WHAT TO PRODUCE →
Leaving the pictures aside, return the listing exactly as it appears.

EXERCISE DATA →

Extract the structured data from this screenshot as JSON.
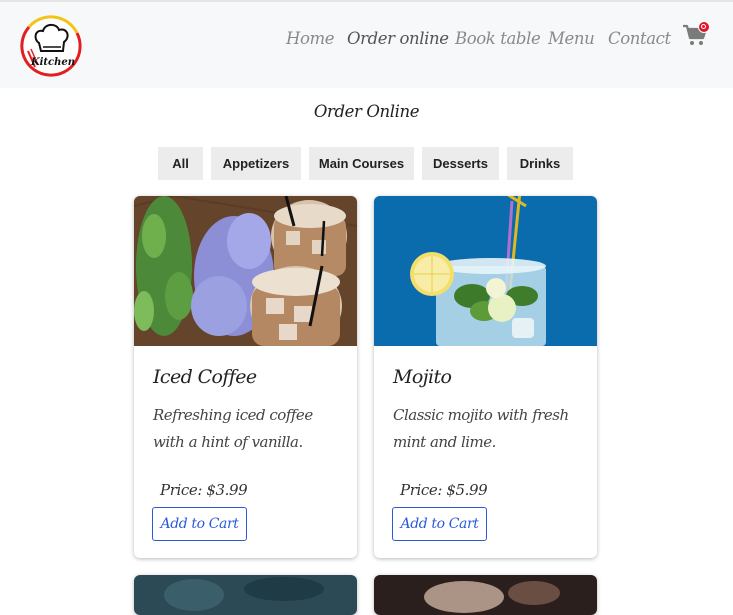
{
  "header": {
    "logo_text": "Kitchen",
    "nav": [
      "Home",
      "Order online",
      "Book table",
      "Menu",
      "Contact"
    ],
    "active_nav": "Order online"
  },
  "page": {
    "title": "Order Online"
  },
  "filters": [
    "All",
    "Appetizers",
    "Main Courses",
    "Desserts",
    "Drinks"
  ],
  "items": [
    {
      "title": "Iced Coffee",
      "description": "Refreshing iced coffee with a hint of vanilla.",
      "price": "Price: $3.99",
      "button": "Add to Cart"
    },
    {
      "title": "Mojito",
      "description": "Classic mojito with fresh mint and lime.",
      "price": "Price: $5.99",
      "button": "Add to Cart"
    }
  ],
  "colors": {
    "header_bg": "#f7f8f9",
    "nav_text": "#8a8a8a",
    "accent": "#2a5bd7",
    "badge": "#e0162b",
    "filter_bg": "#ececec"
  },
  "icons": [
    "chef-hat-logo",
    "cart-icon",
    "cart-badge"
  ]
}
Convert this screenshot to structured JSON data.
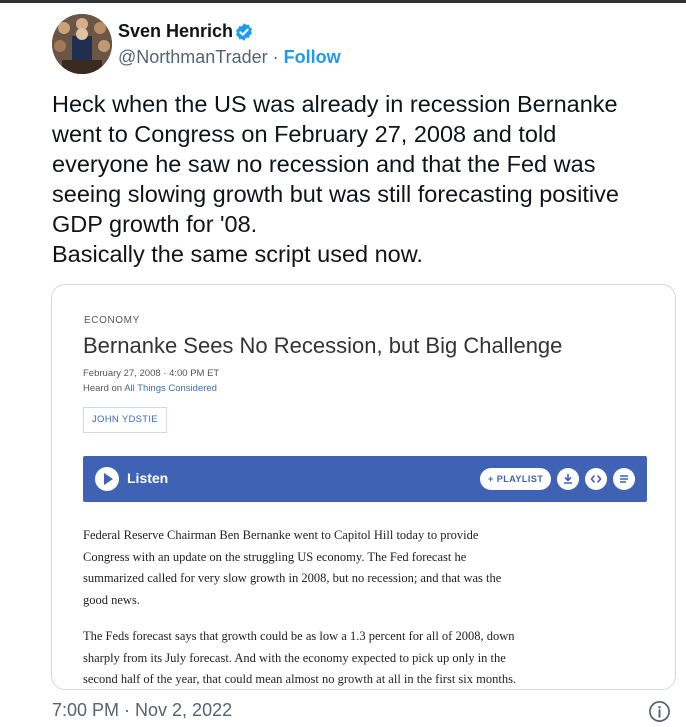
{
  "tweet": {
    "author_name": "Sven Henrich",
    "handle": "@NorthmanTrader",
    "separator": " · ",
    "follow_label": "Follow",
    "text_lines": [
      "Heck when the US was already in recession Bernanke",
      "went to Congress on February 27, 2008 and told",
      "everyone he saw no recession and that the Fed was",
      "seeing slowing growth but was still forecasting positive",
      "GDP growth for '08.",
      "Basically the same script used now."
    ],
    "timestamp": "7:00 PM · Nov 2, 2022"
  },
  "card": {
    "kicker": "ECONOMY",
    "headline": "Bernanke Sees No Recession, but Big Challenge",
    "dateline": "February 27, 2008 · 4:00 PM ET",
    "heard_prefix": "Heard on ",
    "heard_show": "All Things Considered",
    "byline": "JOHN YDSTIE",
    "player": {
      "listen_label": "Listen",
      "playlist_label": "+ PLAYLIST"
    },
    "paragraph1": [
      "Federal Reserve Chairman Ben Bernanke went to Capitol Hill today to provide",
      "Congress with an update on the struggling US economy. The Fed forecast he",
      "summarized called for very slow growth in 2008, but no recession; and that was the",
      "good news."
    ],
    "paragraph2": [
      "The Feds forecast says that growth could be as low a 1.3 percent for all of 2008, down",
      "sharply from its July forecast. And with the economy expected to pick up only in the",
      "second half of the year, that could mean almost no growth at all in the first six months."
    ]
  },
  "colors": {
    "accent": "#1d9bf0",
    "player_bg": "#3f62b5",
    "text": "#0f1419",
    "muted": "#536471"
  }
}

ANSWER TO THE PROBLEM →
Extract the structured data from this screenshot as JSON.
{
  "header": {
    "logo_text": "Kitchen",
    "nav": [
      "Home",
      "Order online",
      "Book table",
      "Menu",
      "Contact"
    ],
    "active_nav": "Order online"
  },
  "page": {
    "title": "Order Online"
  },
  "filters": [
    "All",
    "Appetizers",
    "Main Courses",
    "Desserts",
    "Drinks"
  ],
  "items": [
    {
      "title": "Iced Coffee",
      "description": "Refreshing iced coffee with a hint of vanilla.",
      "price": "Price: $3.99",
      "button": "Add to Cart"
    },
    {
      "title": "Mojito",
      "description": "Classic mojito with fresh mint and lime.",
      "price": "Price: $5.99",
      "button": "Add to Cart"
    }
  ],
  "colors": {
    "header_bg": "#f7f8f9",
    "nav_text": "#8a8a8a",
    "accent": "#2a5bd7",
    "badge": "#e0162b",
    "filter_bg": "#ececec"
  },
  "icons": [
    "chef-hat-logo",
    "cart-icon",
    "cart-badge"
  ]
}
Convert this screenshot to structured JSON data.
{
  "tweet": {
    "author_name": "Sven Henrich",
    "handle": "@NorthmanTrader",
    "separator": " · ",
    "follow_label": "Follow",
    "text_lines": [
      "Heck when the US was already in recession Bernanke",
      "went to Congress on February 27, 2008 and told",
      "everyone he saw no recession and that the Fed was",
      "seeing slowing growth but was still forecasting positive",
      "GDP growth for '08.",
      "Basically the same script used now."
    ],
    "timestamp": "7:00 PM · Nov 2, 2022"
  },
  "card": {
    "kicker": "ECONOMY",
    "headline": "Bernanke Sees No Recession, but Big Challenge",
    "dateline": "February 27, 2008 · 4:00 PM ET",
    "heard_prefix": "Heard on ",
    "heard_show": "All Things Considered",
    "byline": "JOHN YDSTIE",
    "player": {
      "listen_label": "Listen",
      "playlist_label": "+ PLAYLIST"
    },
    "paragraph1": [
      "Federal Reserve Chairman Ben Bernanke went to Capitol Hill today to provide",
      "Congress with an update on the struggling US economy. The Fed forecast he",
      "summarized called for very slow growth in 2008, but no recession; and that was the",
      "good news."
    ],
    "paragraph2": [
      "The Feds forecast says that growth could be as low a 1.3 percent for all of 2008, down",
      "sharply from its July forecast. And with the economy expected to pick up only in the",
      "second half of the year, that could mean almost no growth at all in the first six months."
    ]
  },
  "colors": {
    "accent": "#1d9bf0",
    "player_bg": "#3f62b5",
    "text": "#0f1419",
    "muted": "#536471"
  }
}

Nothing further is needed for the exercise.